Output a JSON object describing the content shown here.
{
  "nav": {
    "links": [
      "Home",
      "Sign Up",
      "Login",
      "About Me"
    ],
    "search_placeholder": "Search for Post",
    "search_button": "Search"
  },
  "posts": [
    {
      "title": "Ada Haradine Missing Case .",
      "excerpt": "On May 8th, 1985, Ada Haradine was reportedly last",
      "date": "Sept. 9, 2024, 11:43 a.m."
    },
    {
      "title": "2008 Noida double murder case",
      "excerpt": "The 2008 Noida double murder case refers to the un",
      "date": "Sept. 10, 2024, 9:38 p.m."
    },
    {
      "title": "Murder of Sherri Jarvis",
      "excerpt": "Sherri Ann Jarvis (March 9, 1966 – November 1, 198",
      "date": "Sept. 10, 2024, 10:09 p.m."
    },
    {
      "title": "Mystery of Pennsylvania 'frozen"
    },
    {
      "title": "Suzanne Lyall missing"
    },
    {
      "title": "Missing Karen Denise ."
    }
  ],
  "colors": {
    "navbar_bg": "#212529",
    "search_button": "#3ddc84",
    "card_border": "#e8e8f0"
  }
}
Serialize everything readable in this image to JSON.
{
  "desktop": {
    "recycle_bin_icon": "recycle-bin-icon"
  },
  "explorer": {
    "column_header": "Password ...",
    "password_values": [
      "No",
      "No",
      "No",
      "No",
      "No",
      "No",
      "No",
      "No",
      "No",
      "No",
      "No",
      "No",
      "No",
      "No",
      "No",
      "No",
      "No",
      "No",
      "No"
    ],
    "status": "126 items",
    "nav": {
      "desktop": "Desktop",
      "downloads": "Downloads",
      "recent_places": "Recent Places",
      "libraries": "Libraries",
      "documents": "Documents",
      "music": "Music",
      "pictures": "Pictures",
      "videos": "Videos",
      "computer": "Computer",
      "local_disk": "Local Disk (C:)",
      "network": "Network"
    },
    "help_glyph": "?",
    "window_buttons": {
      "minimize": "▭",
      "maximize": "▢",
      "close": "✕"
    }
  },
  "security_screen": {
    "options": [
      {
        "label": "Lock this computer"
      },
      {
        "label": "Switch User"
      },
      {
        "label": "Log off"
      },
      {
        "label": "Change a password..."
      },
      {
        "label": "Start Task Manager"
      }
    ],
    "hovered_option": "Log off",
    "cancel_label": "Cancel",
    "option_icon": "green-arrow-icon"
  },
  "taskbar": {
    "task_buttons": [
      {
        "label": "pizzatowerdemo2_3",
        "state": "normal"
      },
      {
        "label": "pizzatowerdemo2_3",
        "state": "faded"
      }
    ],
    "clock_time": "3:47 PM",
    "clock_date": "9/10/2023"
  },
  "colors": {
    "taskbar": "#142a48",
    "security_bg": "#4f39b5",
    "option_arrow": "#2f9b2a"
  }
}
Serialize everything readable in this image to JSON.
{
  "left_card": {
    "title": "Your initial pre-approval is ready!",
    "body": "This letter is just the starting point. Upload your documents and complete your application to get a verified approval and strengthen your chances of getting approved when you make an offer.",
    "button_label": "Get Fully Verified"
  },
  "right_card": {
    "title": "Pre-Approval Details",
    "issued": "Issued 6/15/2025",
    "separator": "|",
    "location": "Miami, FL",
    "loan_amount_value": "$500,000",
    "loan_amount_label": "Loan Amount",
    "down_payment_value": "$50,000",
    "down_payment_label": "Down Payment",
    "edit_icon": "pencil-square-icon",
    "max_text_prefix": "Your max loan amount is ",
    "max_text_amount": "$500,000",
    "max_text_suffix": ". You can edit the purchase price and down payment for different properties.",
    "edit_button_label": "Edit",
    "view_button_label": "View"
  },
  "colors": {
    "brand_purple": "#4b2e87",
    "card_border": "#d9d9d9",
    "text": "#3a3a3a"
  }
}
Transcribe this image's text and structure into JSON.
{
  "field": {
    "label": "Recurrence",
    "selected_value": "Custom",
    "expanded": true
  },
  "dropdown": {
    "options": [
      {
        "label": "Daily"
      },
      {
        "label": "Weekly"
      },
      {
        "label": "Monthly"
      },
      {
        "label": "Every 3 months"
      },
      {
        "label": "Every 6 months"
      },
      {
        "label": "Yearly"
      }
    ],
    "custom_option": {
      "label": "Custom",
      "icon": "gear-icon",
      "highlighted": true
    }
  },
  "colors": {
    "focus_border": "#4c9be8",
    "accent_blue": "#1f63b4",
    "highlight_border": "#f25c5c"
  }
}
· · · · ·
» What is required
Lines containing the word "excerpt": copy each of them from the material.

» Task response
      "excerpt": "On May 8th, 1985, Ada Haradine was reportedly last",
      "excerpt": "The 2008 Noida double murder case refers to the un",
      "excerpt": "Sherri Ann Jarvis (March 9, 1966 – November 1, 198",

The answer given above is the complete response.